But in “Yellow House” there’s only one dwelling place, with one color (in its title). “It seems to house the spirit of Vincent van Gogh, though nowhere does Doilney employ the trumpeting yellow van Gogh used extraordinarily often in his paintings. In this yellow house, Doilney uses only dun, dull haystack dun from hay harvested long ago, symbolic of someone trying to insulate themselves from the world. Its hunched roof seems almost animate, animal, a beast of burden buckling under strain. From this gently yellow house’s chimney comes a smeared, quick, puff of smoke, making you think of the van Gogh self-portrait, bandaged ear, pipe in hand, eyes dead-set ahead. He’s inside.
Another painting, “Monsoon,” vies with “Yellow House” to be one of the most entrancing paintings here. An almost Aztec dance of angular black-painted marks works its rising and falling way through, center to corners, suggesting the chain reaction of mood weather or disaster can bring to a city, or a continent, or one brain.
“Red Fruits,” a small square painting (but the most vivid painting here) is a tsunami of pomegranate reds where the milkiest intense periwinkle blue moves like cool lacework throughout, intensifying the power of the reds. Fruit and flowers have deserted their polite containers. A fruit dish and a pitcher stand empty. Flowers are on the tabletop; so is the fruit.
In several works Doilney plays with the magic of the tabletop, which becomes, within the tableaux-boundary of the picture frame, another frame, almost like a little fresh blackboard for an Einstein. In “Dining Table” it is star and foreground but also table for symbolic play, for the spirits of Miro or Picasso or for children with their dreamy, many-colored wooden blocks. (The greatest artists, Picasso said, are children; adult artists are only struggling to reclaim that childish once-natural genius.) Cool and dislocated geometric shapes, instead of dishes, frolic.

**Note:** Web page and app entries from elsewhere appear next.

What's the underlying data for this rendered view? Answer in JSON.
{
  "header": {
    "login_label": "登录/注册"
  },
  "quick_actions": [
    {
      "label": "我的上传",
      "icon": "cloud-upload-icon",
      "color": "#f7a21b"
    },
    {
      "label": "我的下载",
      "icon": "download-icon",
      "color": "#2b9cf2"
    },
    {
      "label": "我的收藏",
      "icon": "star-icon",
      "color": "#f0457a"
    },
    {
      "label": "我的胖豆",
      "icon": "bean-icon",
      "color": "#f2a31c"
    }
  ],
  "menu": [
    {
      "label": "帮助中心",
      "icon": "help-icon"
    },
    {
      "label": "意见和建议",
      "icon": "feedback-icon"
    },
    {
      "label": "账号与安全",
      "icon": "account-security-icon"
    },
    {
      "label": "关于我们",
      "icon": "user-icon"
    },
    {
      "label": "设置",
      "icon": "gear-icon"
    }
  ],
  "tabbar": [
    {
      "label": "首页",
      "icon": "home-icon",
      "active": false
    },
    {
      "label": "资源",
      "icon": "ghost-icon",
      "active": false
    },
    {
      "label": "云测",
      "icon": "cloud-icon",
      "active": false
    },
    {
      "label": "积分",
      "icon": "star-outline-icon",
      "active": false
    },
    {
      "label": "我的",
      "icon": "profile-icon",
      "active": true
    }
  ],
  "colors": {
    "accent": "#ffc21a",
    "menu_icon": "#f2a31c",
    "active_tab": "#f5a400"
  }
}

From this table’s second-floor vantage point, you have X-ray vision, or it’s a glass house. There’s no wall. You see from top to bottom the big house next door, instead of a wall. Black, simple ladder-back chairs surround this table, strangely all at different angles, as if sudden departure was suddenly necessary, or as if play is always about to be resumed.
The chairs’ severe black lines are a lot like the severe blackness of trees in “Winter Memories,” where three tall trees are the robust upthrust shape of carved stone arrowheads on display, or the shape of one tall standing leaf. Each line in them seems incised, all going upward at the same angle, like the lines in leaves, or the repeated bones in gutted fish. Blackly emerald-malachite green, they’re dangerously arrow-form, yet with an incised featheriness about them, too, as if dark green all-in-one Indian feather-tipped arrows. If the low roundish shapes beneath them are boulders, these rocks of Doilney’s must be Burnham wood’s, rocks which, when no one is looking, advance and move.
This show is towns, thickets, tableaux, terrace and tabletop, Indian memories, and van Gogh: a jewelry box, as they say, to die for.
Toni Doilney, A Sense of Place, A Gallery, Salt Lake City, through November 12.
Rebecca Pyle is a writer and artist in Salt Lake City, living in a house the telegraph operator for The Salt Lake Tribune lived in a hundred years ago. She really is a journalist, as her short stories, poetry, and paintings appear in Remembered Arts Journal, Raven Chronicles Journal, Stoneboat Journal, and Requited Journal. And reviewed: her writing and painting are in New England Review, Wisconsin Review, and Roanoke Review. See rebeccapyleartist.com.